(Dataset rows for apps and sites)

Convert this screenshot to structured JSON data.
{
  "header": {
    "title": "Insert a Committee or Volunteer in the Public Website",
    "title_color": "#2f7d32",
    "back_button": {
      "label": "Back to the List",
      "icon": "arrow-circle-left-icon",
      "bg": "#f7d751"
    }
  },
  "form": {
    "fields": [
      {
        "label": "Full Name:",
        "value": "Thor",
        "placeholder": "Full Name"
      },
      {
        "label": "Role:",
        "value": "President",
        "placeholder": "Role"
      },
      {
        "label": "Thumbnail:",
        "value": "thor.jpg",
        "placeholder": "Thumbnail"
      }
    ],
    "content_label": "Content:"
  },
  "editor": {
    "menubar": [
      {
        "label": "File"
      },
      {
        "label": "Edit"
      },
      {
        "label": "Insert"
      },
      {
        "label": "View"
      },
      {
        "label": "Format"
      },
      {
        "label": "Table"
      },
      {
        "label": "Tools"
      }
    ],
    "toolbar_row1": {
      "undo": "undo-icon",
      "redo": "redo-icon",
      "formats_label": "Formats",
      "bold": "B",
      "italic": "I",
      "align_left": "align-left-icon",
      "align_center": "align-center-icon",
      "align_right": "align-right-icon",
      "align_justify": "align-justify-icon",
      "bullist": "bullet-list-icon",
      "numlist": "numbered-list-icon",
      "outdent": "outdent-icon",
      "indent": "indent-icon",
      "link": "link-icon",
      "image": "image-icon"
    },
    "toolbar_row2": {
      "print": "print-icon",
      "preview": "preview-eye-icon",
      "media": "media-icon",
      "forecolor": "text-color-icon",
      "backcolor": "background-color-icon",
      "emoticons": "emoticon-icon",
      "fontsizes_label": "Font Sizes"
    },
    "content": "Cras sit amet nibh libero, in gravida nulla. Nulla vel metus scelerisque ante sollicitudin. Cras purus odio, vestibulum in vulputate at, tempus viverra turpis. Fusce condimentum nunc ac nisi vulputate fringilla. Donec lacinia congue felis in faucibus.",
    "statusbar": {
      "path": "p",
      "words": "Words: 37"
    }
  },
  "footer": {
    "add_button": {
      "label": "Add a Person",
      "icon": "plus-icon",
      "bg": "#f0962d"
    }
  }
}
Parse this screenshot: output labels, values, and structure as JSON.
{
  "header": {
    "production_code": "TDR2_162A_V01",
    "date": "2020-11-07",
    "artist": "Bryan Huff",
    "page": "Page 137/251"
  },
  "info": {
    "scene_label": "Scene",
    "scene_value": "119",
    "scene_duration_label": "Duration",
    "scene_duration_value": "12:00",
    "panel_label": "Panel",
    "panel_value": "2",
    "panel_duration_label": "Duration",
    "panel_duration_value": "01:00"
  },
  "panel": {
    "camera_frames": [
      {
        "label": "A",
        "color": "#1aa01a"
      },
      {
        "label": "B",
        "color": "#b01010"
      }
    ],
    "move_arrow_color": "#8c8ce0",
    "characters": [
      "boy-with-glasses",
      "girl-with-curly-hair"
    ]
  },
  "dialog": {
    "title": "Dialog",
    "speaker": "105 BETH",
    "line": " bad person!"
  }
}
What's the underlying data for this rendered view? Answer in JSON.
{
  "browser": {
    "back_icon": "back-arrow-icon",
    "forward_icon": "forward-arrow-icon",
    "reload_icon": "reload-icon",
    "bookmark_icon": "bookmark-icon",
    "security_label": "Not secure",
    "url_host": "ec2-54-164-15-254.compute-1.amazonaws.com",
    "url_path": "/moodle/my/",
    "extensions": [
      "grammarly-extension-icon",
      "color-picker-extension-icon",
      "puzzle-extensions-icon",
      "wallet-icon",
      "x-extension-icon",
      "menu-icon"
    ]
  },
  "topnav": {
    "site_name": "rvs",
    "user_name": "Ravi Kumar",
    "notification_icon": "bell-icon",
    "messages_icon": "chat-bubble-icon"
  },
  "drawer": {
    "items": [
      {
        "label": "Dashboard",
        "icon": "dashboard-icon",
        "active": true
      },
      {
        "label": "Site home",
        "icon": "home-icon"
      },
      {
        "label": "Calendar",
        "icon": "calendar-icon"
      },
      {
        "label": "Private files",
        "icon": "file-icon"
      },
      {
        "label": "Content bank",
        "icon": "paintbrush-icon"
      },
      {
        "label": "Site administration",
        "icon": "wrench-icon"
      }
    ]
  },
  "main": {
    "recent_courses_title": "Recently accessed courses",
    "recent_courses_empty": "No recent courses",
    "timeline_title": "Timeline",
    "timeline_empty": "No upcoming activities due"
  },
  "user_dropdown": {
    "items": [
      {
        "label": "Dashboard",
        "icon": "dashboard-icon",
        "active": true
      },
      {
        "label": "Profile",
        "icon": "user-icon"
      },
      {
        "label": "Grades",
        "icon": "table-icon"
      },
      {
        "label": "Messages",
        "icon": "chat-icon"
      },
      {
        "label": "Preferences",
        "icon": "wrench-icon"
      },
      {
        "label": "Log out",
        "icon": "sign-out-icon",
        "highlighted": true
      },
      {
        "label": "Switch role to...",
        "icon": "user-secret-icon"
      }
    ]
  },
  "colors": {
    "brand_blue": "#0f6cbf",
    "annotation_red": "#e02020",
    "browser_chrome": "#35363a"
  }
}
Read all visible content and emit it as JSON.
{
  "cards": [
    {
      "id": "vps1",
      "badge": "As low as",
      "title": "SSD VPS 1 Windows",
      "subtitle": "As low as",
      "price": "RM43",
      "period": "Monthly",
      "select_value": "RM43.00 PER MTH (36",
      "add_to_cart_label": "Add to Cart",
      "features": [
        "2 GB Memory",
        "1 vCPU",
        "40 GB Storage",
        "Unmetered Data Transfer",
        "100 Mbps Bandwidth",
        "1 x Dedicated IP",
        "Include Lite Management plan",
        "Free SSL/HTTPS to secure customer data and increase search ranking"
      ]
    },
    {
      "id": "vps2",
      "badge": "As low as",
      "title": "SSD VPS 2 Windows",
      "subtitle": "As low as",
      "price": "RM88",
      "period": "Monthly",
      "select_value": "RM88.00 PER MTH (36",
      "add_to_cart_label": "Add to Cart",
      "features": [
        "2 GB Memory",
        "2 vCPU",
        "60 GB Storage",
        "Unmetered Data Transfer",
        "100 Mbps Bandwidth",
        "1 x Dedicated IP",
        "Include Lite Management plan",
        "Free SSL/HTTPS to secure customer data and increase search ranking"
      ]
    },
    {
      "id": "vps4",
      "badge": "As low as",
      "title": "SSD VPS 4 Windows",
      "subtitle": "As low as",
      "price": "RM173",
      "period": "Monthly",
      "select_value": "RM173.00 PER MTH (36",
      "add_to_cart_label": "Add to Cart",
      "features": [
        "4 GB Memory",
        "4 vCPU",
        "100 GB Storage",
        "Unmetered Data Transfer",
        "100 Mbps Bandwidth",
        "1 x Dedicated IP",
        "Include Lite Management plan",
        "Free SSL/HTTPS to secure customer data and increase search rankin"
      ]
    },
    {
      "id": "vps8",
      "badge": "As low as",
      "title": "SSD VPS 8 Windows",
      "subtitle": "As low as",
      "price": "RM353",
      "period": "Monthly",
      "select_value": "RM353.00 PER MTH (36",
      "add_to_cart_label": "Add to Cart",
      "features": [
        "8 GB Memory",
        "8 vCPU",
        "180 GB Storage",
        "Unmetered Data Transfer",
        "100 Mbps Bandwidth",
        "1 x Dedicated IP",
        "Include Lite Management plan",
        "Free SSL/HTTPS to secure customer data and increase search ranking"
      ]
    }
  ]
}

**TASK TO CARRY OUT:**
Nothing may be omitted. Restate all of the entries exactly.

**EXERCISE ANSWER:**
Convert this screenshot to structured JSON data.
{
  "header": {
    "title": "Insert a Committee or Volunteer in the Public Website",
    "title_color": "#2f7d32",
    "back_button": {
      "label": "Back to the List",
      "icon": "arrow-circle-left-icon",
      "bg": "#f7d751"
    }
  },
  "form": {
    "fields": [
      {
        "label": "Full Name:",
        "value": "Thor",
        "placeholder": "Full Name"
      },
      {
        "label": "Role:",
        "value": "President",
        "placeholder": "Role"
      },
      {
        "label": "Thumbnail:",
        "value": "thor.jpg",
        "placeholder": "Thumbnail"
      }
    ],
    "content_label": "Content:"
  },
  "editor": {
    "menubar": [
      {
        "label": "File"
      },
      {
        "label": "Edit"
      },
      {
        "label": "Insert"
      },
      {
        "label": "View"
      },
      {
        "label": "Format"
      },
      {
        "label": "Table"
      },
      {
        "label": "Tools"
      }
    ],
    "toolbar_row1": {
      "undo": "undo-icon",
      "redo": "redo-icon",
      "formats_label": "Formats",
      "bold": "B",
      "italic": "I",
      "align_left": "align-left-icon",
      "align_center": "align-center-icon",
      "align_right": "align-right-icon",
      "align_justify": "align-justify-icon",
      "bullist": "bullet-list-icon",
      "numlist": "numbered-list-icon",
      "outdent": "outdent-icon",
      "indent": "indent-icon",
      "link": "link-icon",
      "image": "image-icon"
    },
    "toolbar_row2": {
      "print": "print-icon",
      "preview": "preview-eye-icon",
      "media": "media-icon",
      "forecolor": "text-color-icon",
      "backcolor": "background-color-icon",
      "emoticons": "emoticon-icon",
      "fontsizes_label": "Font Sizes"
    },
    "content": "Cras sit amet nibh libero, in gravida nulla. Nulla vel metus scelerisque ante sollicitudin. Cras purus odio, vestibulum in vulputate at, tempus viverra turpis. Fusce condimentum nunc ac nisi vulputate fringilla. Donec lacinia congue felis in faucibus.",
    "statusbar": {
      "path": "p",
      "words": "Words: 37"
    }
  },
  "footer": {
    "add_button": {
      "label": "Add a Person",
      "icon": "plus-icon",
      "bg": "#f0962d"
    }
  }
}
Parse this screenshot: output labels, values, and structure as JSON.
{
  "header": {
    "production_code": "TDR2_162A_V01",
    "date": "2020-11-07",
    "artist": "Bryan Huff",
    "page": "Page 137/251"
  },
  "info": {
    "scene_label": "Scene",
    "scene_value": "119",
    "scene_duration_label": "Duration",
    "scene_duration_value": "12:00",
    "panel_label": "Panel",
    "panel_value": "2",
    "panel_duration_label": "Duration",
    "panel_duration_value": "01:00"
  },
  "panel": {
    "camera_frames": [
      {
        "label": "A",
        "color": "#1aa01a"
      },
      {
        "label": "B",
        "color": "#b01010"
      }
    ],
    "move_arrow_color": "#8c8ce0",
    "characters": [
      "boy-with-glasses",
      "girl-with-curly-hair"
    ]
  },
  "dialog": {
    "title": "Dialog",
    "speaker": "105 BETH",
    "line": " bad person!"
  }
}
What's the underlying data for this rendered view? Answer in JSON.
{
  "browser": {
    "back_icon": "back-arrow-icon",
    "forward_icon": "forward-arrow-icon",
    "reload_icon": "reload-icon",
    "bookmark_icon": "bookmark-icon",
    "security_label": "Not secure",
    "url_host": "ec2-54-164-15-254.compute-1.amazonaws.com",
    "url_path": "/moodle/my/",
    "extensions": [
      "grammarly-extension-icon",
      "color-picker-extension-icon",
      "puzzle-extensions-icon",
      "wallet-icon",
      "x-extension-icon",
      "menu-icon"
    ]
  },
  "topnav": {
    "site_name": "rvs",
    "user_name": "Ravi Kumar",
    "notification_icon": "bell-icon",
    "messages_icon": "chat-bubble-icon"
  },
  "drawer": {
    "items": [
      {
        "label": "Dashboard",
        "icon": "dashboard-icon",
        "active": true
      },
      {
        "label": "Site home",
        "icon": "home-icon"
      },
      {
        "label": "Calendar",
        "icon": "calendar-icon"
      },
      {
        "label": "Private files",
        "icon": "file-icon"
      },
      {
        "label": "Content bank",
        "icon": "paintbrush-icon"
      },
      {
        "label": "Site administration",
        "icon": "wrench-icon"
      }
    ]
  },
  "main": {
    "recent_courses_title": "Recently accessed courses",
    "recent_courses_empty": "No recent courses",
    "timeline_title": "Timeline",
    "timeline_empty": "No upcoming activities due"
  },
  "user_dropdown": {
    "items": [
      {
        "label": "Dashboard",
        "icon": "dashboard-icon",
        "active": true
      },
      {
        "label": "Profile",
        "icon": "user-icon"
      },
      {
        "label": "Grades",
        "icon": "table-icon"
      },
      {
        "label": "Messages",
        "icon": "chat-icon"
      },
      {
        "label": "Preferences",
        "icon": "wrench-icon"
      },
      {
        "label": "Log out",
        "icon": "sign-out-icon",
        "highlighted": true
      },
      {
        "label": "Switch role to...",
        "icon": "user-secret-icon"
      }
    ]
  },
  "colors": {
    "brand_blue": "#0f6cbf",
    "annotation_red": "#e02020",
    "browser_chrome": "#35363a"
  }
}
Read all visible content and emit it as JSON.
{
  "cards": [
    {
      "id": "vps1",
      "badge": "As low as",
      "title": "SSD VPS 1 Windows",
      "subtitle": "As low as",
      "price": "RM43",
      "period": "Monthly",
      "select_value": "RM43.00 PER MTH (36",
      "add_to_cart_label": "Add to Cart",
      "features": [
        "2 GB Memory",
        "1 vCPU",
        "40 GB Storage",
        "Unmetered Data Transfer",
        "100 Mbps Bandwidth",
        "1 x Dedicated IP",
        "Include Lite Management plan",
        "Free SSL/HTTPS to secure customer data and increase search ranking"
      ]
    },
    {
      "id": "vps2",
      "badge": "As low as",
      "title": "SSD VPS 2 Windows",
      "subtitle": "As low as",
      "price": "RM88",
      "period": "Monthly",
      "select_value": "RM88.00 PER MTH (36",
      "add_to_cart_label": "Add to Cart",
      "features": [
        "2 GB Memory",
        "2 vCPU",
        "60 GB Storage",
        "Unmetered Data Transfer",
        "100 Mbps Bandwidth",
        "1 x Dedicated IP",
        "Include Lite Management plan",
        "Free SSL/HTTPS to secure customer data and increase search ranking"
      ]
    },
    {
      "id": "vps4",
      "badge": "As low as",
      "title": "SSD VPS 4 Windows",
      "subtitle": "As low as",
      "price": "RM173",
      "period": "Monthly",
      "select_value": "RM173.00 PER MTH (36",
      "add_to_cart_label": "Add to Cart",
      "features": [
        "4 GB Memory",
        "4 vCPU",
        "100 GB Storage",
        "Unmetered Data Transfer",
        "100 Mbps Bandwidth",
        "1 x Dedicated IP",
        "Include Lite Management plan",
        "Free SSL/HTTPS to secure customer data and increase search rankin"
      ]
    },
    {
      "id": "vps8",
      "badge": "As low as",
      "title": "SSD VPS 8 Windows",
      "subtitle": "As low as",
      "price": "RM353",
      "period": "Monthly",
      "select_value": "RM353.00 PER MTH (36",
      "add_to_cart_label": "Add to Cart",
      "features": [
        "8 GB Memory",
        "8 vCPU",
        "180 GB Storage",
        "Unmetered Data Transfer",
        "100 Mbps Bandwidth",
        "1 x Dedicated IP",
        "Include Lite Management plan",
        "Free SSL/HTTPS to secure customer data and increase search ranking"
      ]
    }
  ]
}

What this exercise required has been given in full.